> [Task description] Print every record below exactly as it stands.
──────── Records for this exercise
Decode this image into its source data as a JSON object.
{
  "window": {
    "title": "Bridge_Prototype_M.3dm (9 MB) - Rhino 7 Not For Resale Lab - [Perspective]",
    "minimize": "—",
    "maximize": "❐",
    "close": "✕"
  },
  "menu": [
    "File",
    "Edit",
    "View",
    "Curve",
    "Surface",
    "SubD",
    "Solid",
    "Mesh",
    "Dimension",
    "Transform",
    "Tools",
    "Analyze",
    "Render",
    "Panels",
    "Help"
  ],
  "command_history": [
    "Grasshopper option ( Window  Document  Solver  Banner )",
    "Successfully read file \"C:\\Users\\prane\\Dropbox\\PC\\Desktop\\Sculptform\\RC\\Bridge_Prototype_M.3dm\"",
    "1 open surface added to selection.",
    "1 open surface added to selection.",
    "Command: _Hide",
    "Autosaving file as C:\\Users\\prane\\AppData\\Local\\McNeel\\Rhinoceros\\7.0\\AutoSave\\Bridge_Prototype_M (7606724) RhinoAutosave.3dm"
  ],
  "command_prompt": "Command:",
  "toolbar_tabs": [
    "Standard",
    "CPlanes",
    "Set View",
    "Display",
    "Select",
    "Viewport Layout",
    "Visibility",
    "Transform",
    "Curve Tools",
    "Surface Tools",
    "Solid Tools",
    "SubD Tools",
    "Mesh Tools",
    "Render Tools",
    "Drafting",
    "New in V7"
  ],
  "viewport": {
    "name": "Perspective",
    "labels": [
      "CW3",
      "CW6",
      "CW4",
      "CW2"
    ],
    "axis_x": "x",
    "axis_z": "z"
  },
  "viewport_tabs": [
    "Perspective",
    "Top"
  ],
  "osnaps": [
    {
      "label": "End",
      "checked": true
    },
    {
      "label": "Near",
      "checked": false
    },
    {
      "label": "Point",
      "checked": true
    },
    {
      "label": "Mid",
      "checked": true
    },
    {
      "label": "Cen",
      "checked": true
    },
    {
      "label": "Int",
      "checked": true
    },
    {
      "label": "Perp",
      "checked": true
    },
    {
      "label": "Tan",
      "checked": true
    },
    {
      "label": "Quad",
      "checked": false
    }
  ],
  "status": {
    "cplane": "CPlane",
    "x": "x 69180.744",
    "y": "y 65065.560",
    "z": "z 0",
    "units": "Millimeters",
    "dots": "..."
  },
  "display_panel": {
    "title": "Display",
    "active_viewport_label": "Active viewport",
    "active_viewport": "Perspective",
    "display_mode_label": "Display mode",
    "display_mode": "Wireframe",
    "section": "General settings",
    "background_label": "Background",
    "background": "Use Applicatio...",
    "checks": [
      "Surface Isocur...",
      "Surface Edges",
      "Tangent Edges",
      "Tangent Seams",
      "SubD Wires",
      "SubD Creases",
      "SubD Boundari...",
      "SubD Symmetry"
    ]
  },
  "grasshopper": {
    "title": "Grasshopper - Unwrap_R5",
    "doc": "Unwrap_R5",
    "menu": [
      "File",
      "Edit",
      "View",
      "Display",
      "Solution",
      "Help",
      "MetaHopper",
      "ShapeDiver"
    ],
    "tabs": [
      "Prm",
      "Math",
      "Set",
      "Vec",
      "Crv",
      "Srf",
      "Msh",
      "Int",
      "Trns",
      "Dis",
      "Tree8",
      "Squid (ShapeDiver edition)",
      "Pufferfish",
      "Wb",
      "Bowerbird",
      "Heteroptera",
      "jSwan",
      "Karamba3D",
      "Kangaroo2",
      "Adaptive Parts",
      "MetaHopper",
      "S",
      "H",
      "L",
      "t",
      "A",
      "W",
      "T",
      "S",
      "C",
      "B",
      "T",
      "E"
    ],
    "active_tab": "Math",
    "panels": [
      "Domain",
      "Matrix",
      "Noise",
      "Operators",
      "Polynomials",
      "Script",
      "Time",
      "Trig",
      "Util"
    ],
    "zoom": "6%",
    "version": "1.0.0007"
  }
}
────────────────
> [Response box]
Decode this image into its source data as a JSON object.
{
  "window": {
    "title": "Bridge_Prototype_M.3dm (9 MB) - Rhino 7 Not For Resale Lab - [Perspective]",
    "minimize": "—",
    "maximize": "❐",
    "close": "✕"
  },
  "menu": [
    "File",
    "Edit",
    "View",
    "Curve",
    "Surface",
    "SubD",
    "Solid",
    "Mesh",
    "Dimension",
    "Transform",
    "Tools",
    "Analyze",
    "Render",
    "Panels",
    "Help"
  ],
  "command_history": [
    "Grasshopper option ( Window  Document  Solver  Banner )",
    "Successfully read file \"C:\\Users\\prane\\Dropbox\\PC\\Desktop\\Sculptform\\RC\\Bridge_Prototype_M.3dm\"",
    "1 open surface added to selection.",
    "1 open surface added to selection.",
    "Command: _Hide",
    "Autosaving file as C:\\Users\\prane\\AppData\\Local\\McNeel\\Rhinoceros\\7.0\\AutoSave\\Bridge_Prototype_M (7606724) RhinoAutosave.3dm"
  ],
  "command_prompt": "Command:",
  "toolbar_tabs": [
    "Standard",
    "CPlanes",
    "Set View",
    "Display",
    "Select",
    "Viewport Layout",
    "Visibility",
    "Transform",
    "Curve Tools",
    "Surface Tools",
    "Solid Tools",
    "SubD Tools",
    "Mesh Tools",
    "Render Tools",
    "Drafting",
    "New in V7"
  ],
  "viewport": {
    "name": "Perspective",
    "labels": [
      "CW3",
      "CW6",
      "CW4",
      "CW2"
    ],
    "axis_x": "x",
    "axis_z": "z"
  },
  "viewport_tabs": [
    "Perspective",
    "Top"
  ],
  "osnaps": [
    {
      "label": "End",
      "checked": true
    },
    {
      "label": "Near",
      "checked": false
    },
    {
      "label": "Point",
      "checked": true
    },
    {
      "label": "Mid",
      "checked": true
    },
    {
      "label": "Cen",
      "checked": true
    },
    {
      "label": "Int",
      "checked": true
    },
    {
      "label": "Perp",
      "checked": true
    },
    {
      "label": "Tan",
      "checked": true
    },
    {
      "label": "Quad",
      "checked": false
    }
  ],
  "status": {
    "cplane": "CPlane",
    "x": "x 69180.744",
    "y": "y 65065.560",
    "z": "z 0",
    "units": "Millimeters",
    "dots": "..."
  },
  "display_panel": {
    "title": "Display",
    "active_viewport_label": "Active viewport",
    "active_viewport": "Perspective",
    "display_mode_label": "Display mode",
    "display_mode": "Wireframe",
    "section": "General settings",
    "background_label": "Background",
    "background": "Use Applicatio...",
    "checks": [
      "Surface Isocur...",
      "Surface Edges",
      "Tangent Edges",
      "Tangent Seams",
      "SubD Wires",
      "SubD Creases",
      "SubD Boundari...",
      "SubD Symmetry"
    ]
  },
  "grasshopper": {
    "title": "Grasshopper - Unwrap_R5",
    "doc": "Unwrap_R5",
    "menu": [
      "File",
      "Edit",
      "View",
      "Display",
      "Solution",
      "Help",
      "MetaHopper",
      "ShapeDiver"
    ],
    "tabs": [
      "Prm",
      "Math",
      "Set",
      "Vec",
      "Crv",
      "Srf",
      "Msh",
      "Int",
      "Trns",
      "Dis",
      "Tree8",
      "Squid (ShapeDiver edition)",
      "Pufferfish",
      "Wb",
      "Bowerbird",
      "Heteroptera",
      "jSwan",
      "Karamba3D",
      "Kangaroo2",
      "Adaptive Parts",
      "MetaHopper",
      "S",
      "H",
      "L",
      "t",
      "A",
      "W",
      "T",
      "S",
      "C",
      "B",
      "T",
      "E"
    ],
    "active_tab": "Math",
    "panels": [
      "Domain",
      "Matrix",
      "Noise",
      "Operators",
      "Polynomials",
      "Script",
      "Time",
      "Trig",
      "Util"
    ],
    "zoom": "6%",
    "version": "1.0.0007"
  }
}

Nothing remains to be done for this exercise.